Scottish comedian, actor and musician Sir Billy Connolly has recently discussed his experience of Parkinson’s disease while promoting his new autobiography, ‘Windswept & Interesting’. In an appearance on UK talk show, ‘The Graham Norton Show’, the comedian explained that he had lost the ability to write. He said: “It breaks my heart as I used to love writing letters to people.” Speaking to UK newspaper The Guardian, Connolly added that he thinks the condition is “like a strange animal. One that sits beside you and says, ‘How will you get on without this?’ – before it takes away something else.” Despite these adjustments, Connolly told Norton he has “good days and bad days” with the condition. “It’s creeping up on me and it never lets go,” he said. “I walk like a drunk man and have to have help. So, life is different, but it is good.” Lead image credit:…
New insights on immune cell process and Parkinson’s disease
Insoluble clumps of the protein alpha-synuclein, which can cause damage to brain cells, have been previously linked to Parkinson’s. Now, scientists in Germany, France and the US have uncovered new details on how brain cells respond to these clusters. The researchers discovered that the brain’s immune cells may be able to join together to break down the protein clumps. According to a press release, this was previously unknown. They also found that these neighbouring cells share mitochondria – structures that generate energy for chemical reactions – to help one another. In certain mutations associated with Parkinson’s, this process may be impaired. The researchers hope this insight could inform the development of new therapies. “We have opened the door to a field that will certainly engage researchers for many years to come,” said Professor Dr Michael Heneka, director of the Department of Neurodegenerative Diseases and Geriatric Psychiatry at the University Hospital…
Could analysing skin oil help diagnose Parkinson’s disease?

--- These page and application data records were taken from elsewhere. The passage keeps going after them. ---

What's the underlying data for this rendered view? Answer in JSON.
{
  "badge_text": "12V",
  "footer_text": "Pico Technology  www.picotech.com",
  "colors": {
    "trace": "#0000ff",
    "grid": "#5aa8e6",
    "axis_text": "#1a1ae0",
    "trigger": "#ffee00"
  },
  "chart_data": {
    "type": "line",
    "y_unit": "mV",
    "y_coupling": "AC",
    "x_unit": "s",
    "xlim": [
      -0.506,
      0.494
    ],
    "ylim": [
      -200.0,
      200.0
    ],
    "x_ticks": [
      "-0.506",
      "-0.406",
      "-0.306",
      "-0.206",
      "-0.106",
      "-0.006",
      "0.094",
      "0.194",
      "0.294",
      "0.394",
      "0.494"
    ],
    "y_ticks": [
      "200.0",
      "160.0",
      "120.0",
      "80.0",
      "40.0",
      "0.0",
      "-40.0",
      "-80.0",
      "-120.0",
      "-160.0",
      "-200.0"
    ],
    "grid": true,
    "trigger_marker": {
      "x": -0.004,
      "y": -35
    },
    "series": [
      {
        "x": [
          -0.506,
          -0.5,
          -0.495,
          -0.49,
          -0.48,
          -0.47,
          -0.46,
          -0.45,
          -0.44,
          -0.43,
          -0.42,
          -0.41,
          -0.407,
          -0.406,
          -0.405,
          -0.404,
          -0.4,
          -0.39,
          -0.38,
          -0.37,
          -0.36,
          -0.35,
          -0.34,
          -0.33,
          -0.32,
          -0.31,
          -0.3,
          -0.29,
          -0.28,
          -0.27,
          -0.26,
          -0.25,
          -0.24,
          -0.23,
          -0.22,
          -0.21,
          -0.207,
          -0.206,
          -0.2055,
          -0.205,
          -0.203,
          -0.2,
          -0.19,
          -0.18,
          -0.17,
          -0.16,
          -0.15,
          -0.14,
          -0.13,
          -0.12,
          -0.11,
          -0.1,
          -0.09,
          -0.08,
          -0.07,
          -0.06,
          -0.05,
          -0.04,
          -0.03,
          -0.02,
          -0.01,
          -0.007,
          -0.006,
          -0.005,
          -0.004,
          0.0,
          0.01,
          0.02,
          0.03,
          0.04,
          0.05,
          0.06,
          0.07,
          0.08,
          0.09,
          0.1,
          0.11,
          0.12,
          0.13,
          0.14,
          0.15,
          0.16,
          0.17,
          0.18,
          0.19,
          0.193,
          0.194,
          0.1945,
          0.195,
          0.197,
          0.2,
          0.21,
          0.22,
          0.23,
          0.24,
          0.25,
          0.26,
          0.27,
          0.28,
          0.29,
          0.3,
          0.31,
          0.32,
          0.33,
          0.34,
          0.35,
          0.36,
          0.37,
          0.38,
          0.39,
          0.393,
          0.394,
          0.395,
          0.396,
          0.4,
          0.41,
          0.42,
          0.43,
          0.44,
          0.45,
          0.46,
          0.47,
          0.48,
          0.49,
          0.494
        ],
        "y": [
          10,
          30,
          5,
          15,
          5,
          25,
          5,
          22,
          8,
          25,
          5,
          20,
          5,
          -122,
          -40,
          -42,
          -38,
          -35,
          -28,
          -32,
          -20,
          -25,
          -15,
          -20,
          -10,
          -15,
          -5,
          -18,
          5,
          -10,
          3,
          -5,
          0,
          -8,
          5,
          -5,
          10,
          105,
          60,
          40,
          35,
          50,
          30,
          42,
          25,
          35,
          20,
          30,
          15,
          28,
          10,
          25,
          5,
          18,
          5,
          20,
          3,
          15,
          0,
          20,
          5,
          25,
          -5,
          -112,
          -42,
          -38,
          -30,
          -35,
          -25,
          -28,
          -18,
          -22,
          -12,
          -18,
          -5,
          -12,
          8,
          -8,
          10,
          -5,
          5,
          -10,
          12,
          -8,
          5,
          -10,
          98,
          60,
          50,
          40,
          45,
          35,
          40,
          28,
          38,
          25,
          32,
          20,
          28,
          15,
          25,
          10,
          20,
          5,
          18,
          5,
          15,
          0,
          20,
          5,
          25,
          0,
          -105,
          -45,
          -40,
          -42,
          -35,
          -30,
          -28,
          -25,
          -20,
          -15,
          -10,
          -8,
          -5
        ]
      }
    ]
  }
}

Parkinson’s disease patients tend to have high levels of oil, known as sebum, on their skin’s surface. Now, a study has suggested that analysing this substance may help when diagnosing the condition. The study revealed that sebum contains significant amounts of genetic material, specifically the molecule ribonucleic acid (RNA). Analysis of RNA contained in sebum – that is, skin surface lipids RNA, or SSL-RNA – could offer insights into a person’s health. Researchers in Japan examined SSL-RNA in men and women with and without Parkinson’s. The results suggested that the SSL-RNA profiles of those with Parkinson’s had “different characteristics” than those without. The researchers then tested whether examining these profiles with machine learning could reveal those who had Parkinson’s – and who didn’t. The team’s algorithm indicated a “relatively robust discriminatory ability,” supporting the further use of SSL-RNA as part of a future “non-invasive” method for diagnosis.